* **What is required**
Without the images, repeat every line of the listing verbatim.

* **Dataset records**
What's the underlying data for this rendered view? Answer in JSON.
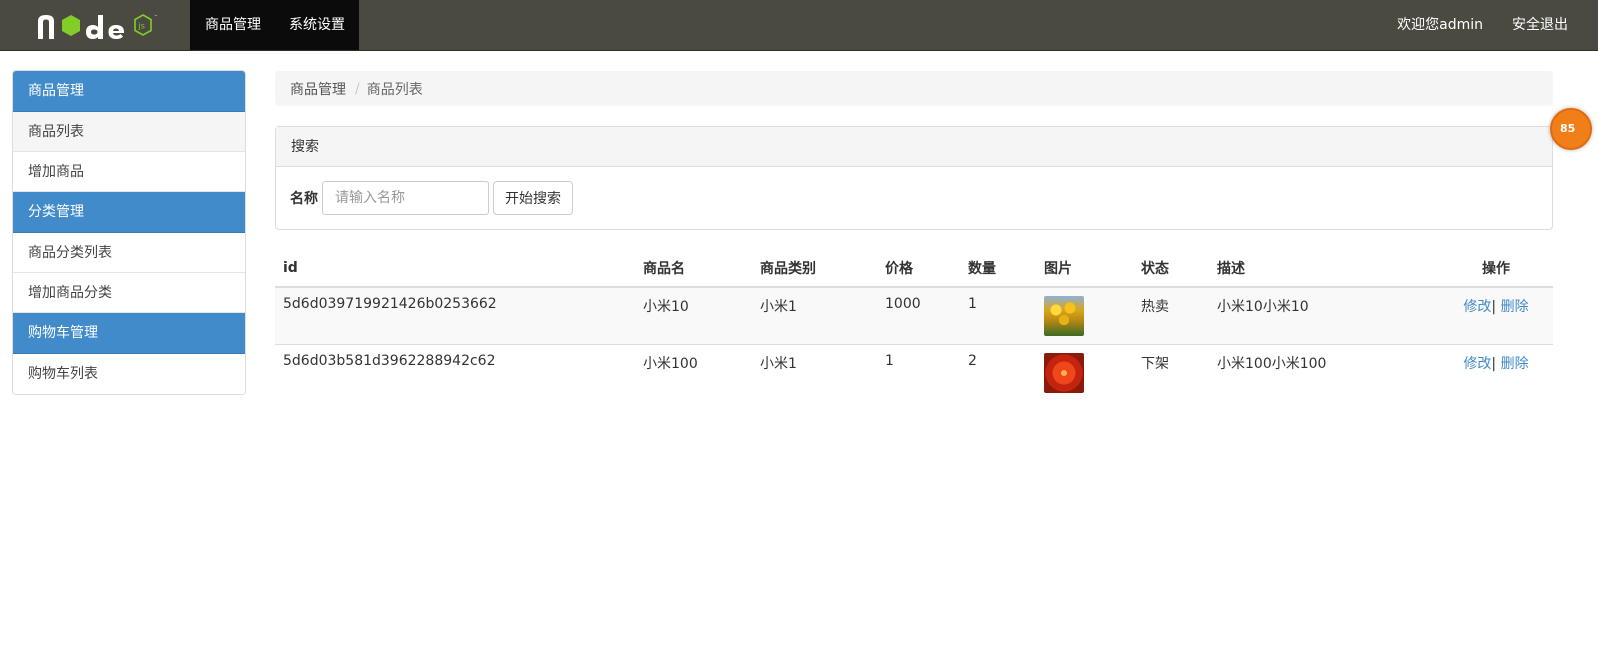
{
  "brand": {
    "logo_text": "node js"
  },
  "topnav": {
    "items": [
      {
        "label": "商品管理"
      },
      {
        "label": "系统设置"
      }
    ],
    "welcome": "欢迎您admin",
    "logout": "安全退出"
  },
  "sidebar": {
    "groups": [
      {
        "title": "商品管理",
        "items": [
          {
            "label": "商品列表"
          },
          {
            "label": "增加商品"
          }
        ]
      },
      {
        "title": "分类管理",
        "items": [
          {
            "label": "商品分类列表"
          },
          {
            "label": "增加商品分类"
          }
        ]
      },
      {
        "title": "购物车管理",
        "items": [
          {
            "label": "购物车列表"
          }
        ]
      }
    ]
  },
  "breadcrumb": {
    "items": [
      "商品管理",
      "商品列表"
    ],
    "separator": "/"
  },
  "search": {
    "title": "搜索",
    "name_label": "名称",
    "name_placeholder": "请输入名称",
    "name_value": "",
    "button": "开始搜索"
  },
  "table": {
    "headers": [
      "id",
      "商品名",
      "商品类别",
      "价格",
      "数量",
      "图片",
      "状态",
      "描述",
      "操作"
    ],
    "rows": [
      {
        "id": "5d6d039719921426b0253662",
        "name": "小米10",
        "category": "小米1",
        "price": "1000",
        "qty": "1",
        "image": "yellow-tulips-thumbnail",
        "status": "热卖",
        "desc": "小米10小米10",
        "edit": "修改",
        "sep": "|",
        "delete": "删除"
      },
      {
        "id": "5d6d03b581d3962288942c62",
        "name": "小米100",
        "category": "小米1",
        "price": "1",
        "qty": "2",
        "image": "red-flower-thumbnail",
        "status": "下架",
        "desc": "小米100小米100",
        "edit": "修改",
        "sep": "|",
        "delete": "删除"
      }
    ]
  },
  "badge": {
    "text": "85"
  },
  "colors": {
    "navbar": "#4a4a41",
    "nav_active": "#0b0b0b",
    "accent": "#428bca",
    "node_green": "#83cd29"
  }
}
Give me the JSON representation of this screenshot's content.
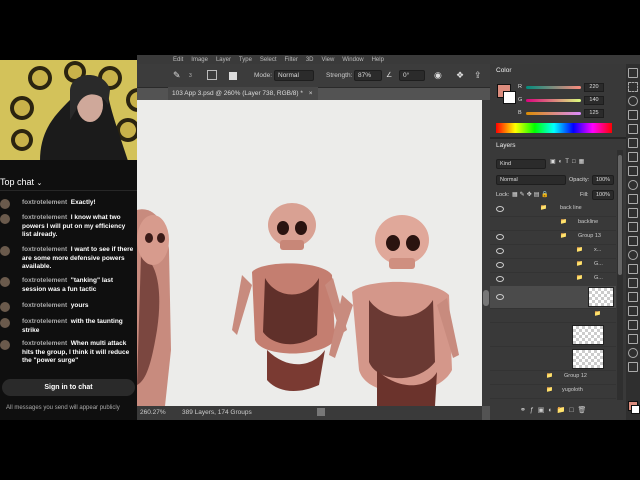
{
  "photoshop": {
    "menu": [
      "Edit",
      "Image",
      "Layer",
      "Type",
      "Select",
      "Filter",
      "3D",
      "View",
      "Window",
      "Help"
    ],
    "options": {
      "mode_label": "Mode:",
      "mode_value": "Normal",
      "strength_label": "Strength:",
      "strength_value": "87%",
      "angle_value": "0°",
      "brush_size": "3"
    },
    "doc_tab": "103 App 3.psd @ 260% (Layer 738, RGB/8) *",
    "status": {
      "zoom": "260.27%",
      "info": "389 Layers, 174 Groups"
    }
  },
  "color_panel": {
    "title": "Color",
    "r": {
      "label": "R",
      "value": "220"
    },
    "g": {
      "label": "G",
      "value": "140"
    },
    "b": {
      "label": "B",
      "value": "125"
    },
    "foreground": "#dc8c7d"
  },
  "layers_panel": {
    "title": "Layers",
    "filter_kind": "Kind",
    "blend_mode": "Normal",
    "opacity_label": "Opacity:",
    "opacity_value": "100%",
    "lock_label": "Lock:",
    "fill_label": "Fill:",
    "fill_value": "100%",
    "layers": [
      {
        "name": "back line"
      },
      {
        "name": "backline"
      },
      {
        "name": "Group 13"
      },
      {
        "name": "x..."
      },
      {
        "name": "G..."
      },
      {
        "name": "G..."
      },
      {
        "name": "Group 12"
      },
      {
        "name": "yugoloth"
      }
    ]
  },
  "chat": {
    "header": "Top chat",
    "messages": [
      {
        "user": "foxtrotelement",
        "text": "Exactly!"
      },
      {
        "user": "foxtrotelement",
        "text": "I know what two powers I will put on my efficiency list already."
      },
      {
        "user": "foxtrotelement",
        "text": "I want to see if there are some more defensive powers available."
      },
      {
        "user": "foxtrotelement",
        "text": "\"tanking\" last session was a fun tactic"
      },
      {
        "user": "foxtrotelement",
        "text": "yours"
      },
      {
        "user": "foxtrotelement",
        "text": "with the taunting strike"
      },
      {
        "user": "foxtrotelement",
        "text": "When multi attack hits the group, I think it will reduce the \"power surge\""
      }
    ],
    "signin_label": "Sign in to chat",
    "footer": "All messages you send will appear publicly"
  }
}
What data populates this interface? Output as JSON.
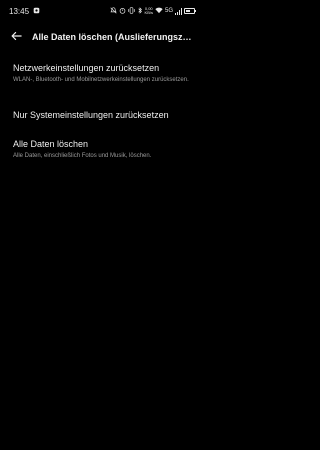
{
  "statusbar": {
    "time": "13:45",
    "network_label": "5G",
    "network_speed": "0,00",
    "network_unit": "KB/s",
    "battery_percent": 55,
    "icons": [
      "gallery-icon",
      "mute-icon",
      "alarm-icon",
      "vibrate-icon",
      "bluetooth-icon",
      "wifi-icon",
      "signal-icon",
      "battery-icon"
    ]
  },
  "header": {
    "title": "Alle Daten löschen (Auslieferungszust…"
  },
  "items": [
    {
      "title": "Netzwerkeinstellungen zurücksetzen",
      "description": "WLAN-, Bluetooth- und Mobilnetzwerkeinstellungen zurücksetzen."
    },
    {
      "title": "Nur Systemeinstellungen zurücksetzen",
      "description": ""
    },
    {
      "title": "Alle Daten löschen",
      "description": "Alle Daten, einschließlich Fotos und Musik, löschen."
    }
  ]
}
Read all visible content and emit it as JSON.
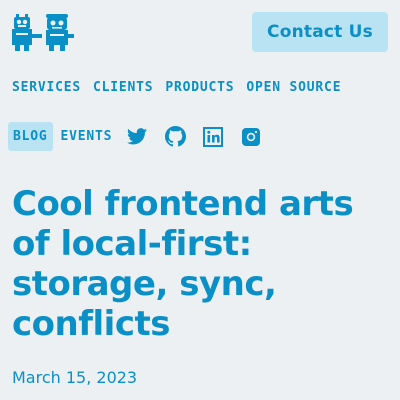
{
  "header": {
    "logo_icon": "robot-mascots-logo",
    "contact_label": "Contact Us"
  },
  "nav": {
    "primary": [
      "SERVICES",
      "CLIENTS",
      "PRODUCTS",
      "OPEN SOURCE"
    ],
    "blog_label": "BLOG",
    "events_label": "EVENTS",
    "social_icons": [
      "twitter-icon",
      "github-icon",
      "linkedin-icon",
      "instagram-icon"
    ]
  },
  "article": {
    "title": "Cool frontend arts of local-first: storage, sync, conflicts",
    "date": "March 15, 2023"
  },
  "colors": {
    "accent": "#0a8fc6",
    "accent_light": "#b9e3f2",
    "background": "#edf0f2"
  }
}
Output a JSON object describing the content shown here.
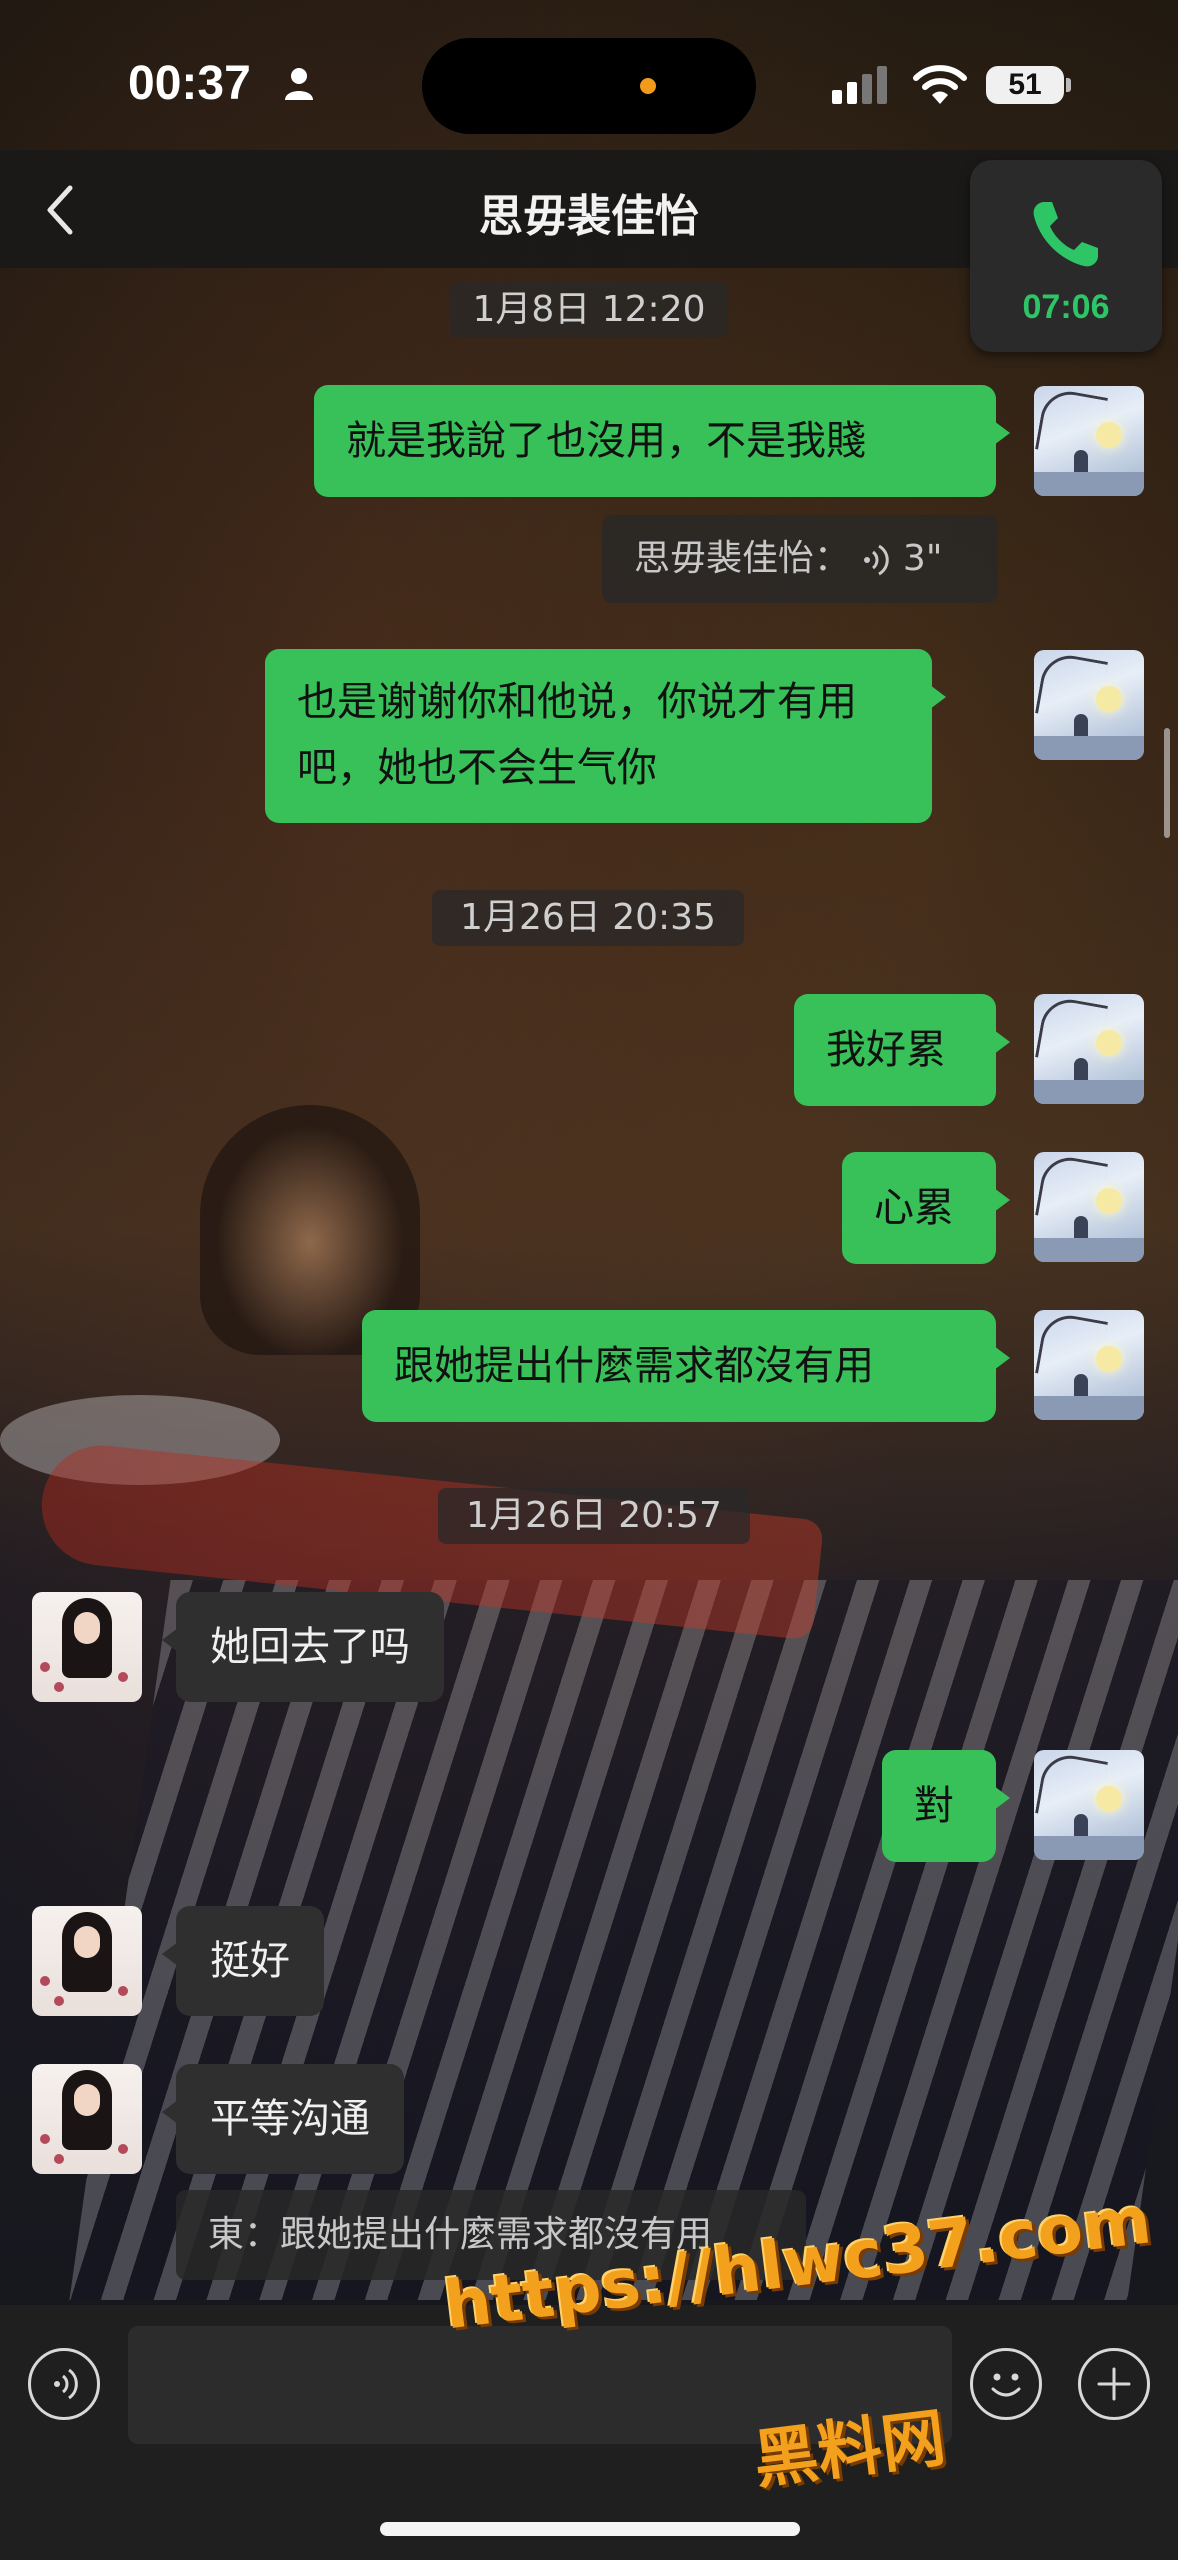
{
  "status_bar": {
    "time": "00:37",
    "battery": "51"
  },
  "header": {
    "back_label": "",
    "title": "思毋裴佳怡",
    "call_duration": "07:06"
  },
  "messages": {
    "ts1": "1月8日 12:20",
    "m1": "就是我說了也沒用，不是我賤",
    "voice_quote": "思毋裴佳怡：",
    "voice_duration": "3\"",
    "m2_line1": "也是谢谢你和他说，你说才有用",
    "m2_line2": "吧，她也不会生气你",
    "ts2": "1月26日 20:35",
    "m3": "我好累",
    "m4": "心累",
    "m5": "跟她提出什麼需求都沒有用",
    "ts3": "1月26日 20:57",
    "m6": "她回去了吗",
    "m7": "對",
    "m8": "挺好",
    "m9": "平等沟通",
    "quote": "東：跟她提出什麼需求都沒有用"
  },
  "input_bar": {
    "placeholder": ""
  },
  "watermark": {
    "url": "https://hlwc37.com",
    "site": "黑料网"
  },
  "colors": {
    "accent_green": "#37c158",
    "call_green": "#2ec567",
    "watermark_orange": "#f3a11c"
  }
}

* **Answer section**
What's the underlying data for this rendered view? Answer in JSON.
{
  "brand": {
    "logo_text": "node js"
  },
  "topnav": {
    "items": [
      {
        "label": "商品管理"
      },
      {
        "label": "系统设置"
      }
    ],
    "welcome": "欢迎您admin",
    "logout": "安全退出"
  },
  "sidebar": {
    "groups": [
      {
        "title": "商品管理",
        "items": [
          {
            "label": "商品列表"
          },
          {
            "label": "增加商品"
          }
        ]
      },
      {
        "title": "分类管理",
        "items": [
          {
            "label": "商品分类列表"
          },
          {
            "label": "增加商品分类"
          }
        ]
      },
      {
        "title": "购物车管理",
        "items": [
          {
            "label": "购物车列表"
          }
        ]
      }
    ]
  },
  "breadcrumb": {
    "items": [
      "商品管理",
      "商品列表"
    ],
    "separator": "/"
  },
  "search": {
    "title": "搜索",
    "name_label": "名称",
    "name_placeholder": "请输入名称",
    "name_value": "",
    "button": "开始搜索"
  },
  "table": {
    "headers": [
      "id",
      "商品名",
      "商品类别",
      "价格",
      "数量",
      "图片",
      "状态",
      "描述",
      "操作"
    ],
    "rows": [
      {
        "id": "5d6d039719921426b0253662",
        "name": "小米10",
        "category": "小米1",
        "price": "1000",
        "qty": "1",
        "image": "yellow-tulips-thumbnail",
        "status": "热卖",
        "desc": "小米10小米10",
        "edit": "修改",
        "sep": "|",
        "delete": "删除"
      },
      {
        "id": "5d6d03b581d3962288942c62",
        "name": "小米100",
        "category": "小米1",
        "price": "1",
        "qty": "2",
        "image": "red-flower-thumbnail",
        "status": "下架",
        "desc": "小米100小米100",
        "edit": "修改",
        "sep": "|",
        "delete": "删除"
      }
    ]
  },
  "badge": {
    "text": "85"
  },
  "colors": {
    "navbar": "#4a4a41",
    "nav_active": "#0b0b0b",
    "accent": "#428bca",
    "node_green": "#83cd29"
  }
}
Give me the JSON representation of this screenshot's content.
{
  "photoshop": {
    "menu": [
      "Edit",
      "Image",
      "Layer",
      "Type",
      "Select",
      "Filter",
      "3D",
      "View",
      "Window",
      "Help"
    ],
    "options": {
      "mode_label": "Mode:",
      "mode_value": "Normal",
      "strength_label": "Strength:",
      "strength_value": "87%",
      "angle_value": "0°",
      "brush_size": "3"
    },
    "doc_tab": "103 App 3.psd @ 260% (Layer 738, RGB/8) *",
    "status": {
      "zoom": "260.27%",
      "info": "389 Layers, 174 Groups"
    }
  },
  "color_panel": {
    "title": "Color",
    "r": {
      "label": "R",
      "value": "220"
    },
    "g": {
      "label": "G",
      "value": "140"
    },
    "b": {
      "label": "B",
      "value": "125"
    },
    "foreground": "#dc8c7d"
  },
  "layers_panel": {
    "title": "Layers",
    "filter_kind": "Kind",
    "blend_mode": "Normal",
    "opacity_label": "Opacity:",
    "opacity_value": "100%",
    "lock_label": "Lock:",
    "fill_label": "Fill:",
    "fill_value": "100%",
    "layers": [
      {
        "name": "back line"
      },
      {
        "name": "backline"
      },
      {
        "name": "Group 13"
      },
      {
        "name": "x..."
      },
      {
        "name": "G..."
      },
      {
        "name": "G..."
      },
      {
        "name": "Group 12"
      },
      {
        "name": "yugoloth"
      }
    ]
  },
  "chat": {
    "header": "Top chat",
    "messages": [
      {
        "user": "foxtrotelement",
        "text": "Exactly!"
      },
      {
        "user": "foxtrotelement",
        "text": "I know what two powers I will put on my efficiency list already."
      },
      {
        "user": "foxtrotelement",
        "text": "I want to see if there are some more defensive powers available."
      },
      {
        "user": "foxtrotelement",
        "text": "\"tanking\" last session was a fun tactic"
      },
      {
        "user": "foxtrotelement",
        "text": "yours"
      },
      {
        "user": "foxtrotelement",
        "text": "with the taunting strike"
      },
      {
        "user": "foxtrotelement",
        "text": "When multi attack hits the group, I think it will reduce the \"power surge\""
      }
    ],
    "signin_label": "Sign in to chat",
    "footer": "All messages you send will appear publicly"
  }
}
What data populates this interface? Output as JSON.
{
  "statusbar": {
    "time": "13:45",
    "network_label": "5G",
    "network_speed": "0,00",
    "network_unit": "KB/s",
    "battery_percent": 55,
    "icons": [
      "gallery-icon",
      "mute-icon",
      "alarm-icon",
      "vibrate-icon",
      "bluetooth-icon",
      "wifi-icon",
      "signal-icon",
      "battery-icon"
    ]
  },
  "header": {
    "title": "Alle Daten löschen (Auslieferungszust…"
  },
  "items": [
    {
      "title": "Netzwerkeinstellungen zurücksetzen",
      "description": "WLAN-, Bluetooth- und Mobilnetzwerkeinstellungen zurücksetzen."
    },
    {
      "title": "Nur Systemeinstellungen zurücksetzen",
      "description": ""
    },
    {
      "title": "Alle Daten löschen",
      "description": "Alle Daten, einschließlich Fotos und Musik, löschen."
    }
  ]
}
Read all visible content and emit it as JSON.
{
  "header": {
    "logo_icon": "robot-mascots-logo",
    "contact_label": "Contact Us"
  },
  "nav": {
    "primary": [
      "SERVICES",
      "CLIENTS",
      "PRODUCTS",
      "OPEN SOURCE"
    ],
    "blog_label": "BLOG",
    "events_label": "EVENTS",
    "social_icons": [
      "twitter-icon",
      "github-icon",
      "linkedin-icon",
      "instagram-icon"
    ]
  },
  "article": {
    "title": "Cool frontend arts of local-first: storage, sync, conflicts",
    "date": "March 15, 2023"
  },
  "colors": {
    "accent": "#0a8fc6",
    "accent_light": "#b9e3f2",
    "background": "#edf0f2"
  }
}
Output a JSON object describing the content shown here.
{
  "status_bar": {
    "time": "00:37",
    "battery": "51"
  },
  "header": {
    "back_label": "",
    "title": "思毋裴佳怡",
    "call_duration": "07:06"
  },
  "messages": {
    "ts1": "1月8日 12:20",
    "m1": "就是我說了也沒用，不是我賤",
    "voice_quote": "思毋裴佳怡：",
    "voice_duration": "3\"",
    "m2_line1": "也是谢谢你和他说，你说才有用",
    "m2_line2": "吧，她也不会生气你",
    "ts2": "1月26日 20:35",
    "m3": "我好累",
    "m4": "心累",
    "m5": "跟她提出什麼需求都沒有用",
    "ts3": "1月26日 20:57",
    "m6": "她回去了吗",
    "m7": "對",
    "m8": "挺好",
    "m9": "平等沟通",
    "quote": "東：跟她提出什麼需求都沒有用"
  },
  "input_bar": {
    "placeholder": ""
  },
  "watermark": {
    "url": "https://hlwc37.com",
    "site": "黑料网"
  },
  "colors": {
    "accent_green": "#37c158",
    "call_green": "#2ec567",
    "watermark_orange": "#f3a11c"
  }
}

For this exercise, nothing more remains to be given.